◆ What the task requires ◆
What lines of the data hold the string "icon"? Copy them all.

--- Given data ---

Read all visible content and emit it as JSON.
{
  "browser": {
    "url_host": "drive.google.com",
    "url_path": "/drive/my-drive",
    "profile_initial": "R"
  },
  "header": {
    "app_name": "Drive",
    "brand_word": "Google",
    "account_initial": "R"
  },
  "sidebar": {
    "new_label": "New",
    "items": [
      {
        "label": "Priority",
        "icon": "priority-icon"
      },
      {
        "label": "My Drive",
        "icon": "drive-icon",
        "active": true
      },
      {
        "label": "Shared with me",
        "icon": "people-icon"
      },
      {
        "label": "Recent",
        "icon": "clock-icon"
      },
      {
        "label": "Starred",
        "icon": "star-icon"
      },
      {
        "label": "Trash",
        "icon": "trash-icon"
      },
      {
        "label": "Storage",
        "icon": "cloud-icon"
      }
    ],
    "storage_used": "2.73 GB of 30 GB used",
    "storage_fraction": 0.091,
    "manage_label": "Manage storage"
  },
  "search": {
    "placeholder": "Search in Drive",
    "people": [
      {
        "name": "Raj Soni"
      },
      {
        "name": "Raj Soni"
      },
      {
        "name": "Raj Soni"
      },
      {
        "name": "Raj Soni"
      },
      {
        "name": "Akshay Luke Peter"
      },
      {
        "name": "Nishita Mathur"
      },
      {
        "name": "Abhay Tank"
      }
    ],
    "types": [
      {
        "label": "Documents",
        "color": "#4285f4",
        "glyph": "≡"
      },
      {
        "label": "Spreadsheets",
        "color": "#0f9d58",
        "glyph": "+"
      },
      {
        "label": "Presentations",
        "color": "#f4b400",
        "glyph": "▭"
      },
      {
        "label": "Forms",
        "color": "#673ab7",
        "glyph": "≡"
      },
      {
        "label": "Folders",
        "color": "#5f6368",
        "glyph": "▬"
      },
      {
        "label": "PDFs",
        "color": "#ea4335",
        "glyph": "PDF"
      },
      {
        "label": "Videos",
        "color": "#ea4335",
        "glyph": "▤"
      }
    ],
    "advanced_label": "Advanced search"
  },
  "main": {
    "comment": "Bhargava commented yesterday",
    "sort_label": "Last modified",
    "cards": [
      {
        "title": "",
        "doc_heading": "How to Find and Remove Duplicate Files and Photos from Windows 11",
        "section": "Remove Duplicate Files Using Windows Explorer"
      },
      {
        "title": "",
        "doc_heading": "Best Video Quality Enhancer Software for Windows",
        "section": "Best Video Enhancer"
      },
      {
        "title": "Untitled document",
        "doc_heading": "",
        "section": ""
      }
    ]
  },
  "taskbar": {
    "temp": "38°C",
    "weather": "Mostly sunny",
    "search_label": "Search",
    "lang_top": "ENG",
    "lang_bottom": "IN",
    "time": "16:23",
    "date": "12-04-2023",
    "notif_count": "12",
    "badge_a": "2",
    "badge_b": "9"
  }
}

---

◆ Expected output ◆
        "icon": "priority-icon"
        "icon": "drive-icon",
        "icon": "people-icon"
        "icon": "clock-icon"
        "icon": "star-icon"
        "icon": "trash-icon"
        "icon": "cloud-icon"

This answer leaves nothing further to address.